In one case in Hoquiam, police officers recovered the substance and believe it is a counterfeit, look-alike narcotic prescription pill.
“Given the immediate overdose impact to the 15-year-old juvenile who ingested only a part of the pill, we suspect the counterfeit pill contains fentanyl,” read a joint statement issued Friday by Hoquiam Police Chief Jeff Myers and Aberdeen Police Chief Steve Shumate. “The Hoquiam Fire Department had to use numerous doses of Narcan in order to save this child, which is also indicative of fentanyl.”
The police departments wanted to publicly share the threat “because this is a serious and emergent threat to health and public safety.
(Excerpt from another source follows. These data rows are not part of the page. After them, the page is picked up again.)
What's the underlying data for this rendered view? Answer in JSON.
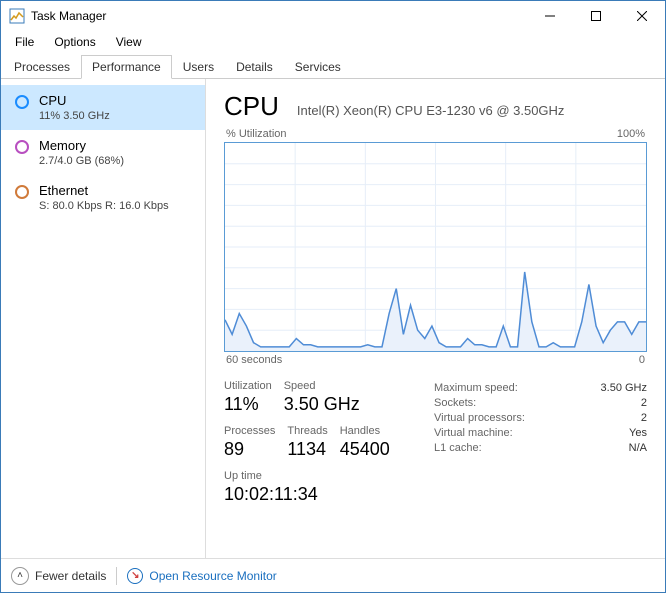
{
  "window": {
    "title": "Task Manager"
  },
  "menu": {
    "file": "File",
    "options": "Options",
    "view": "View"
  },
  "tabs": [
    "Processes",
    "Performance",
    "Users",
    "Details",
    "Services"
  ],
  "active_tab": 1,
  "sidebar": {
    "items": [
      {
        "name": "CPU",
        "sub": "11%  3.50 GHz",
        "color": "#1a8cff"
      },
      {
        "name": "Memory",
        "sub": "2.7/4.0 GB (68%)",
        "color": "#b84fc0"
      },
      {
        "name": "Ethernet",
        "sub": "S: 80.0 Kbps  R: 16.0 Kbps",
        "color": "#d07a3a"
      }
    ],
    "selected": 0
  },
  "header": {
    "title": "CPU",
    "model": "Intel(R) Xeon(R) CPU E3-1230 v6 @ 3.50GHz"
  },
  "chart_labels": {
    "tl": "% Utilization",
    "tr": "100%",
    "bl": "60 seconds",
    "br": "0"
  },
  "chart_data": {
    "type": "line",
    "title": "CPU % Utilization",
    "xlabel": "60 seconds",
    "ylabel": "% Utilization",
    "ylim": [
      0,
      100
    ],
    "x_range": "60 seconds → 0",
    "series": [
      {
        "name": "CPU",
        "color": "#4f8cd6",
        "values": [
          15,
          8,
          18,
          12,
          4,
          2,
          2,
          2,
          2,
          2,
          6,
          3,
          3,
          2,
          2,
          2,
          2,
          2,
          2,
          2,
          3,
          2,
          2,
          18,
          30,
          8,
          22,
          10,
          6,
          12,
          4,
          2,
          2,
          2,
          6,
          3,
          3,
          2,
          2,
          12,
          2,
          2,
          38,
          14,
          2,
          2,
          4,
          2,
          2,
          2,
          14,
          32,
          12,
          4,
          10,
          14,
          14,
          8,
          14,
          14
        ]
      }
    ]
  },
  "stats": {
    "utilization_label": "Utilization",
    "utilization": "11%",
    "speed_label": "Speed",
    "speed": "3.50 GHz",
    "processes_label": "Processes",
    "processes": "89",
    "threads_label": "Threads",
    "threads": "1134",
    "handles_label": "Handles",
    "handles": "45400",
    "uptime_label": "Up time",
    "uptime": "10:02:11:34"
  },
  "details": {
    "max_speed_k": "Maximum speed:",
    "max_speed_v": "3.50 GHz",
    "sockets_k": "Sockets:",
    "sockets_v": "2",
    "vprocs_k": "Virtual processors:",
    "vprocs_v": "2",
    "vm_k": "Virtual machine:",
    "vm_v": "Yes",
    "l1_k": "L1 cache:",
    "l1_v": "N/A"
  },
  "footer": {
    "fewer": "Fewer details",
    "orm": "Open Resource Monitor"
  }
}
In addition to the potency of fentanyl substances themselves, fentanyl can also be accidentally ingested by touch or if airborne, potentially resulting in a bystander, family member or first responder to suffer a severe unexpected overdose,” read Friday’s statement.
“With the changes in lifestyles with people cooped up more because of the COVID pandemic, coupled with the recent Washington Supreme Court decision in State v. Blake (which invalidated the state’s criminal drug possession statute), we are concerned more overdoses may occur with the presence of fentanyl laced substances in our area,” the statement continued.
Myers and Shumate shared the following CDC information about pharmaceutical fentanyl, which is a synthetic opioid, approved for treating severe pain, typically advanced cancer pain. It is 50 to 100 times more potent than morphine and is prescribed in the form of transdermal patches or lozenges.
Most recent cases of fentanyl-related harm, overdose, and death in the U.S. are linked to illegally made fentanyl. It is sold through illegal drug markets for its heroin-like effect. It is often mixed with heroin and/or cocaine as a combination product — with or without the user’s knowledge — to increase its euphoric effects.
Rates of overdose deaths involving synthetic opioids other than methadone, which includes fentanyl and fentanyl analogs, increased over 16% from 2018 to 2019. Overdose deaths involving synthetic opioids were nearly 12 times higher in 2019 than in 2013. More than 36,000 people died from overdoses involving synthetic opioids in 2019. The latest provisional drug overdose death counts through May 2020 suggest an acceleration of overdose deaths during the COVID-19 pandemic.